I spent my first year of college at Eastern Mennonite University (EMU) where I first began to learn and understand the LGBTQ (lesbian, gay, bisexual, transgender, queer and questioning) community. I joined Safe Space and went to as many discussions and events as I could. I wanted to see what the big deal was, because coming from a fairly conservative background, LGBTQ topics were generally regarded as taboo. Despite that fact, I began to come to the conclusion that queer people were really just people, and this became evident the more I talked with those in the queer community.
When I transferred to Goshen, I noticed these purple shirts that people wore around campus that had the letters ‘LGBTQ’ on them. Although I was initially enthused about having the campaign on campus, I had decided to hide my enthusiasm until I fully understood what the shirts meant.

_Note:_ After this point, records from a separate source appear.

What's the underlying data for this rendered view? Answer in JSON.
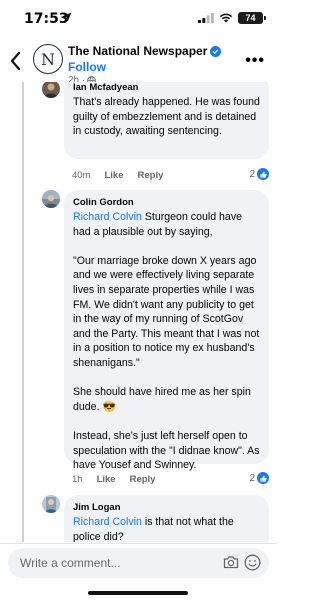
{
  "status_bar": {
    "time": "17:53",
    "battery": "74"
  },
  "header": {
    "logo_letter": "N",
    "page_name": "The National Newspaper",
    "follow_label": "Follow",
    "post_age": "2h ·"
  },
  "comments": [
    {
      "author": "Ian Mcfadyean",
      "text": "That's already happened. He was found guilty of embezzlement and is detained in custody, awaiting sentencing.",
      "age": "40m",
      "like_label": "Like",
      "reply_label": "Reply",
      "reaction_count": "2"
    },
    {
      "author": "Colin Gordon",
      "mention": "Richard Colvin",
      "text": " Sturgeon could have had a plausible out by saying,\n\n\"Our marriage broke down X years ago and we were effectively living separate lives in separate properties while I was FM. We didn't want any publicity to get in the way of my running of ScotGov and the Party. This meant that I was not in a position to notice my ex husband's shenanigans.\"\n\nShe should have hired me as her spin dude. 😎\n\nInstead, she's just left herself open to speculation with the \"I didnae know\". As have Yousef and Swinney.",
      "age": "1h",
      "like_label": "Like",
      "reply_label": "Reply",
      "reaction_count": "2"
    },
    {
      "author": "Jim Logan",
      "mention": "Richard Colvin",
      "text": " is that not what the police did?"
    }
  ],
  "composer": {
    "placeholder": "Write a comment..."
  },
  "colors": {
    "accent": "#1877f2",
    "bubble": "#f0f2f5",
    "muted": "#65676b"
  },
  "icons": [
    "location-arrow-icon",
    "signal-icon",
    "wifi-icon",
    "battery-icon",
    "back-chevron-icon",
    "verified-badge-icon",
    "globe-icon",
    "more-icon",
    "like-reaction-icon",
    "camera-icon",
    "emoji-icon"
  ]
}
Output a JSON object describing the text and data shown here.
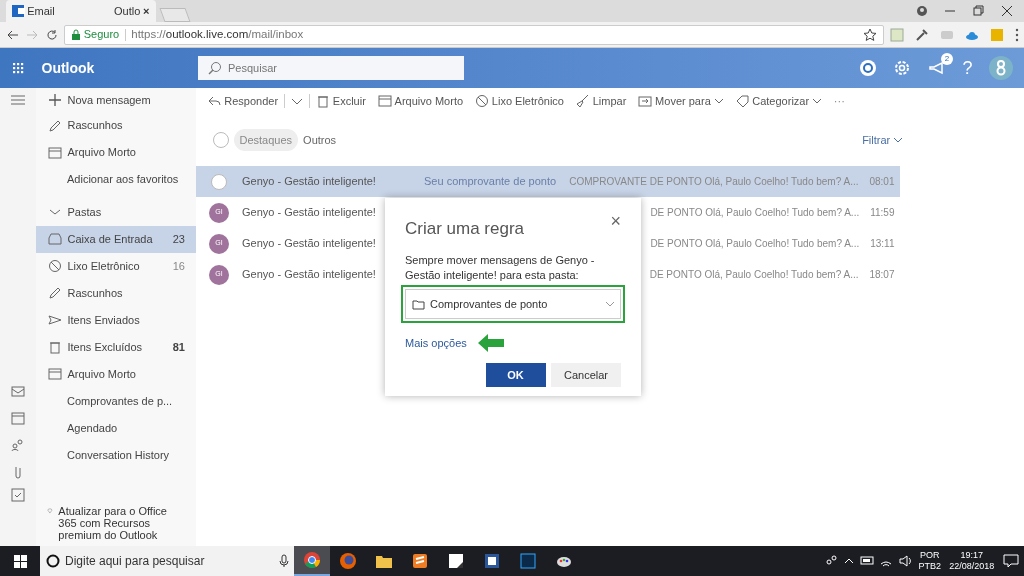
{
  "browser": {
    "tab": {
      "title": "Email",
      "title_2": "Outlo",
      "close": "×"
    },
    "address": {
      "security": "Seguro",
      "url_scheme": "https://",
      "url_host": "outlook.live.com",
      "url_path": "/mail/inbox"
    }
  },
  "header": {
    "app_name": "Outlook",
    "search": {
      "placeholder": "Pesquisar"
    },
    "notification_count": "2",
    "help": "?"
  },
  "sidebar": {
    "new_message": "Nova mensagem",
    "favorites": [
      {
        "label": "Rascunhos"
      },
      {
        "label": "Arquivo Morto"
      },
      {
        "label": "Adicionar aos favoritos"
      }
    ],
    "folders_heading": "Pastas",
    "folders_expanded": true,
    "folders": [
      {
        "label": "Caixa de Entrada",
        "count": "23",
        "selected": true,
        "bold_count": false
      },
      {
        "label": "Lixo Eletrônico",
        "count": "16",
        "selected": false,
        "bold_count": false
      },
      {
        "label": "Rascunhos",
        "selected": false
      },
      {
        "label": "Itens Enviados",
        "selected": false
      },
      {
        "label": "Itens Excluídos",
        "count": "81",
        "selected": false,
        "bold_count": true
      },
      {
        "label": "Arquivo Morto",
        "selected": false,
        "children": [
          {
            "label": "Comprovantes de p..."
          },
          {
            "label": "Agendado"
          },
          {
            "label": "Conversation History"
          }
        ]
      }
    ],
    "upgrade": "Atualizar para o Office 365 com Recursos premium do Outlook"
  },
  "toolbar": [
    {
      "label": "Responder",
      "dropdown": false
    },
    {
      "label": "Excluir",
      "dropdown": false
    },
    {
      "label": "Arquivo Morto",
      "dropdown": false
    },
    {
      "label": "Lixo Eletrônico",
      "dropdown": false
    },
    {
      "label": "Limpar",
      "dropdown": false
    },
    {
      "label": "Mover para",
      "dropdown": true
    },
    {
      "label": "Categorizar",
      "dropdown": true
    }
  ],
  "more": "···",
  "select_all": {
    "checked": false
  },
  "tabs": [
    {
      "label": "Destaques",
      "selected": true
    },
    {
      "label": "Outros",
      "selected": false
    }
  ],
  "filter": "Filtrar",
  "messages": [
    {
      "sender": "Genyo - Gestão inteligente!",
      "subject": "Seu comprovante de ponto",
      "preview": "COMPROVANTE DE PONTO Olá, Paulo Coelho! Tudo bem? A...",
      "time": "08:01",
      "selected": true
    },
    {
      "sender": "Genyo - Gestão inteligente!",
      "avatar": "GI",
      "preview": "DE PONTO Olá, Paulo Coelho! Tudo bem? A...",
      "time": "11:59",
      "selected": false
    },
    {
      "sender": "Genyo - Gestão inteligente!",
      "avatar": "GI",
      "preview": "DE PONTO Olá, Paulo Coelho! Tudo bem? A...",
      "time": "13:11",
      "selected": false
    },
    {
      "sender": "Genyo - Gestão inteligente!",
      "avatar": "GI",
      "preview": "DE PONTO Olá, Paulo Coelho! Tudo bem? A...",
      "time": "18:07",
      "selected": false
    }
  ],
  "dialog": {
    "title": "Criar uma regra",
    "close": "×",
    "text": "Sempre mover mensagens de Genyo - Gestão inteligente! para esta pasta:",
    "folder": "Comprovantes de ponto",
    "highlighted": true,
    "more_options": "Mais opções",
    "ok": "OK",
    "cancel": "Cancelar"
  },
  "taskbar": {
    "search": {
      "placeholder": "Digite aqui para pesquisar"
    },
    "apps": [
      {
        "selected": true
      },
      {
        "selected": false
      },
      {
        "selected": false
      },
      {
        "selected": false
      },
      {
        "selected": false
      },
      {
        "selected": false
      },
      {
        "selected": false
      },
      {
        "selected": false
      }
    ],
    "language": "POR",
    "layout": "PTB2",
    "time": "19:17",
    "date": "22/08/2018"
  }
}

So I would get emails about when to wear the shirts, and I would wear one, but I would wear it under a sweatshirt or something of that sort. I think I was afraid of being simply categorized as just another activist waving a rainbow flag. Supporting this cause seemed to mean so much more to me than just activism. With my limited knowledge of the campaign, it was about supporting human beings and their ability to love other human beings. It was about supporting love. Who can say they are against love?

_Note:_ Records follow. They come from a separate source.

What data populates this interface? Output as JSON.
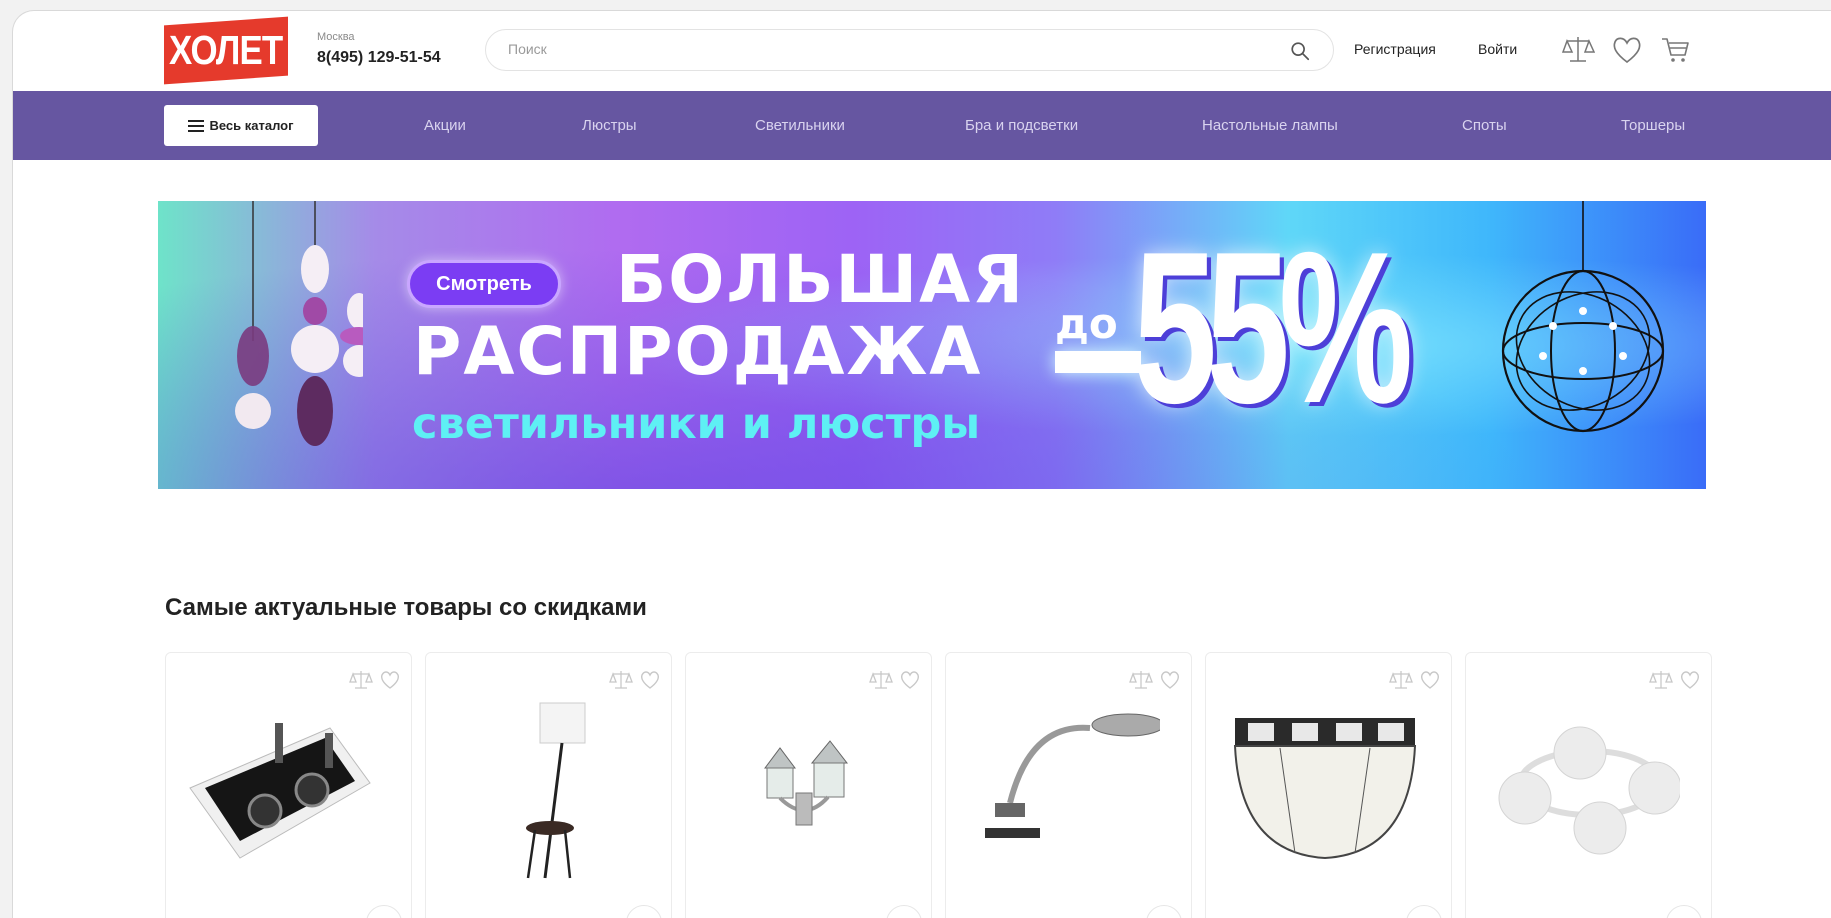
{
  "header": {
    "logo_text": "ХОЛЕТ",
    "city": "Москва",
    "phone": "8(495) 129-51-54",
    "search_placeholder": "Поиск",
    "register_label": "Регистрация",
    "login_label": "Войти",
    "icons": [
      "search-icon",
      "compare-icon",
      "heart-icon",
      "cart-icon"
    ]
  },
  "nav": {
    "catalog_label": "Весь каталог",
    "links": [
      "Акции",
      "Люстры",
      "Светильники",
      "Бра и подсветки",
      "Настольные лампы",
      "Споты",
      "Торшеры"
    ]
  },
  "banner": {
    "button_label": "Смотреть",
    "line1": "БОЛЬШАЯ",
    "line2": "РАСПРОДАЖА",
    "line3": "светильники и люстры",
    "prefix": "до",
    "discount": "55%"
  },
  "section": {
    "title": "Самые актуальные товары со скидками"
  },
  "products": [
    {
      "image": "recessed-spotlight-double"
    },
    {
      "image": "floor-lamp-with-table"
    },
    {
      "image": "outdoor-wall-lantern"
    },
    {
      "image": "clip-desk-lamp"
    },
    {
      "image": "wall-sconce-glass"
    },
    {
      "image": "ceiling-chandelier-glass-balls"
    }
  ],
  "colors": {
    "logo_red": "#e53a2c",
    "nav_purple": "#6656a1",
    "banner_button": "#7b3df3",
    "banner_subtitle": "#5ef0f4"
  }
}
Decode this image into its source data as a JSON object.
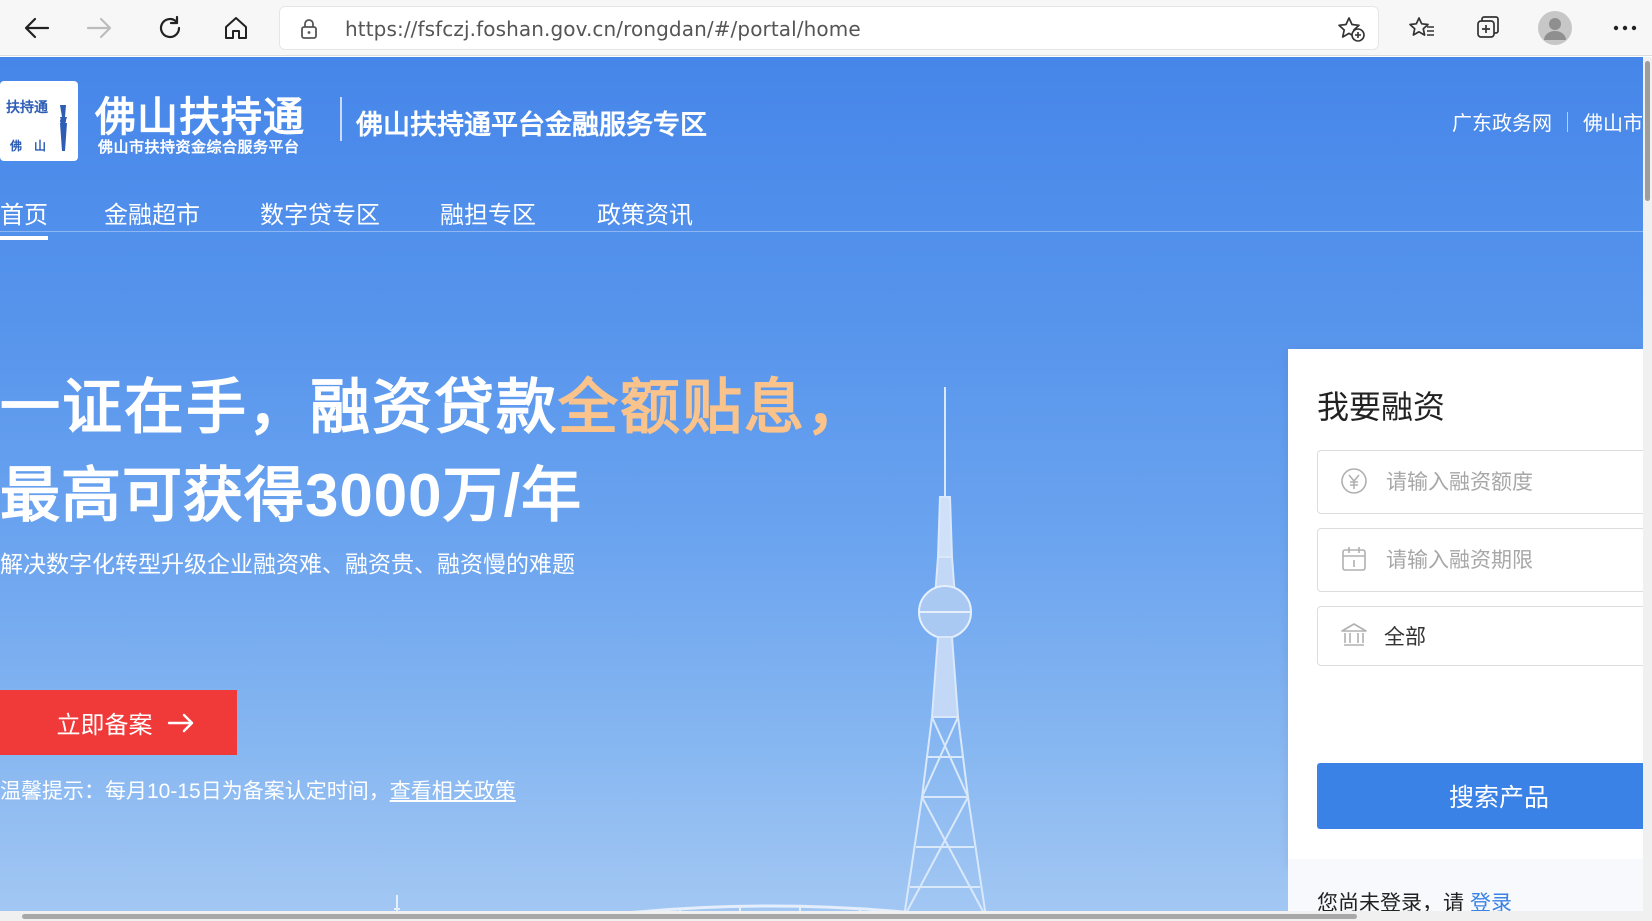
{
  "browser": {
    "url": "https://fsfczj.foshan.gov.cn/rongdan/#/portal/home"
  },
  "header": {
    "logo_box_top": "扶持通",
    "logo_box_bottom": "佛山",
    "logo_title": "佛山扶持通",
    "logo_subtitle": "佛山市扶持资金综合服务平台",
    "platform_title": "佛山扶持通平台金融服务专区",
    "links": [
      "广东政务网",
      "佛山市"
    ]
  },
  "nav": {
    "items": [
      "首页",
      "金融超市",
      "数字贷专区",
      "融担专区",
      "政策资讯"
    ],
    "active_index": 0
  },
  "hero": {
    "line1_prefix": "一证在手，融资贷款",
    "line1_highlight": "全额贴息，",
    "line2": "最高可获得3000万/年",
    "subtitle": "解决数字化转型升级企业融资难、融资贵、融资慢的难题",
    "cta_label": "立即备案",
    "tip_prefix": "温馨提示：每月10-15日为备案认定时间，",
    "tip_link": "查看相关政策"
  },
  "finance_panel": {
    "title": "我要融资",
    "amount_placeholder": "请输入融资额度",
    "term_placeholder": "请输入融资期限",
    "bank_value": "全部",
    "search_label": "搜索产品",
    "login_prompt": "您尚未登录，请",
    "login_link": "登录"
  },
  "colors": {
    "page_blue": "#4686e9",
    "highlight_orange": "#f9c38b",
    "cta_red": "#f03a3a",
    "button_blue": "#3b82e6"
  }
}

For those people who are still confused about GC Open Letter, the movement is a campaign on campus seeking to change the hiring policy that currently is not inclusive of LGBTQ individuals. When I understood what the campaign meant, I thought about my friend, Stefan who has been an openly gay man on campus for about one and half years. Stefan cannot come back to Goshen if he ever wanted to receive a job because he has been open about his sexual orientation to the college and the community. Anyone who knows Stefan knows that he loves Goshen, and not allowing Stefan to come back to Goshen is discrimination. This is true for anyone who has been open about their sexual orientation at Goshen.
I normally do not enjoy being in the spotlight. I like keeping my opinions and feelings private. However, when I think about all the wonderful people that Goshen is missing out on, I want my voice to be heard because this issue matters. This issue matters because it is about people being singled out for something that they cannot control. It matters because they are being told that they are not free to love whomever they want. It matters because we are still using the terms “us” and “them” when it should be a non-issue.

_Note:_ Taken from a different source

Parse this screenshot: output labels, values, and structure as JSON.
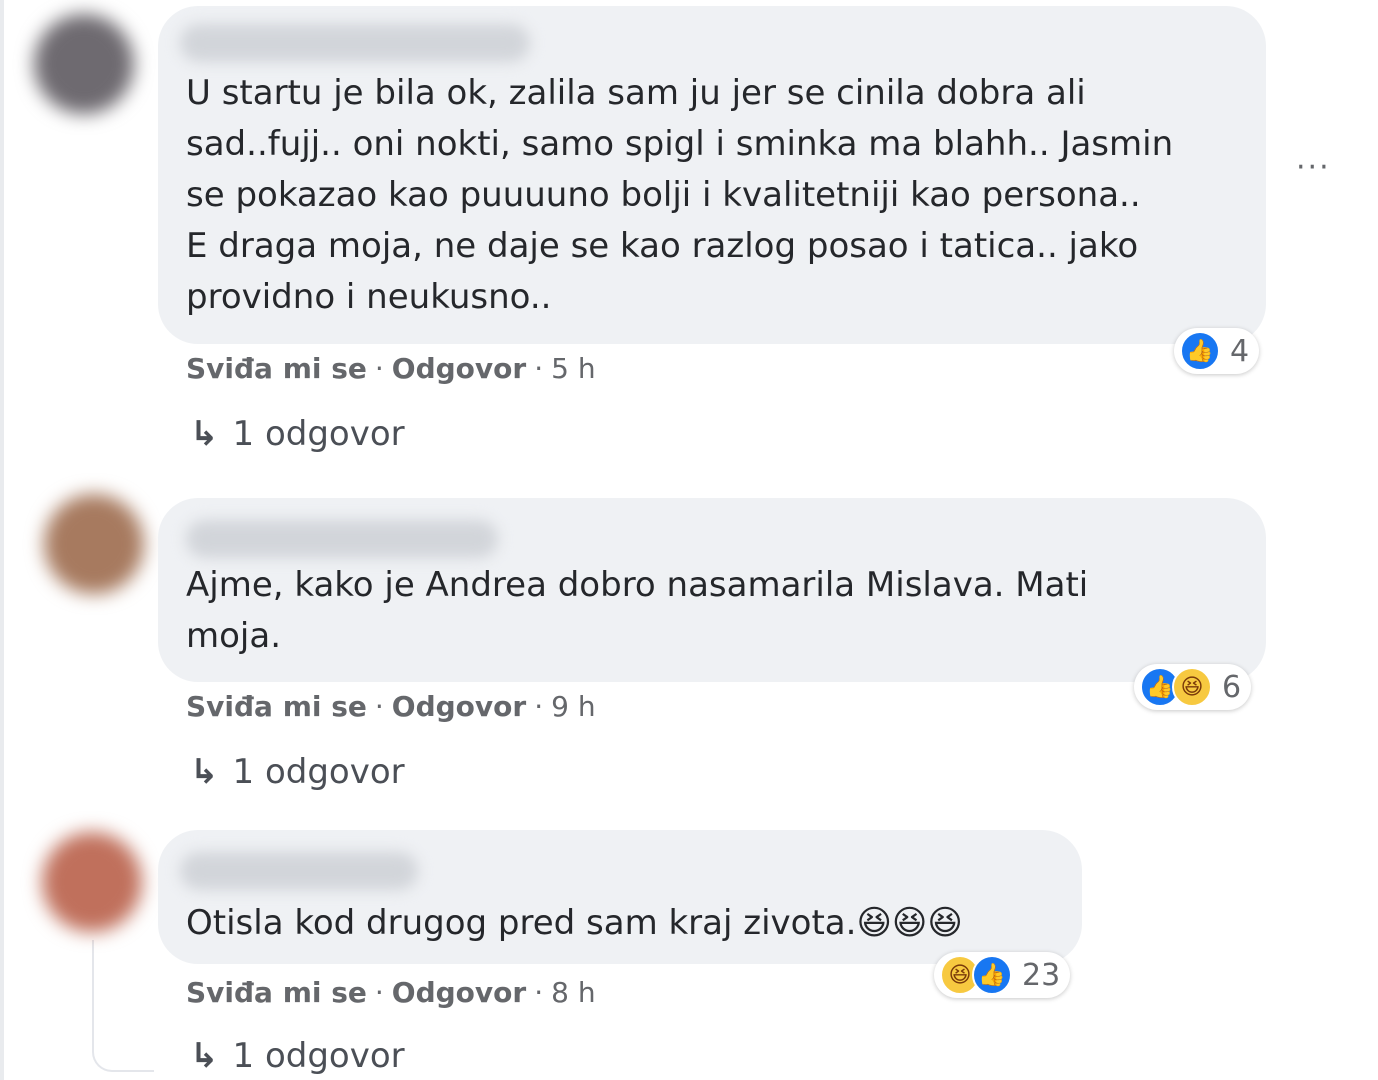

I’m not trying to devalue anyone for what they believe. If you think it’s a sin, that’s fine, but ultimately, there needs to more awareness of how our words and actions affect other people. That sometimes, without knowing it, our words can hurt. How can we talk about diversity and inclusion and not open our doors for absolutely everyone?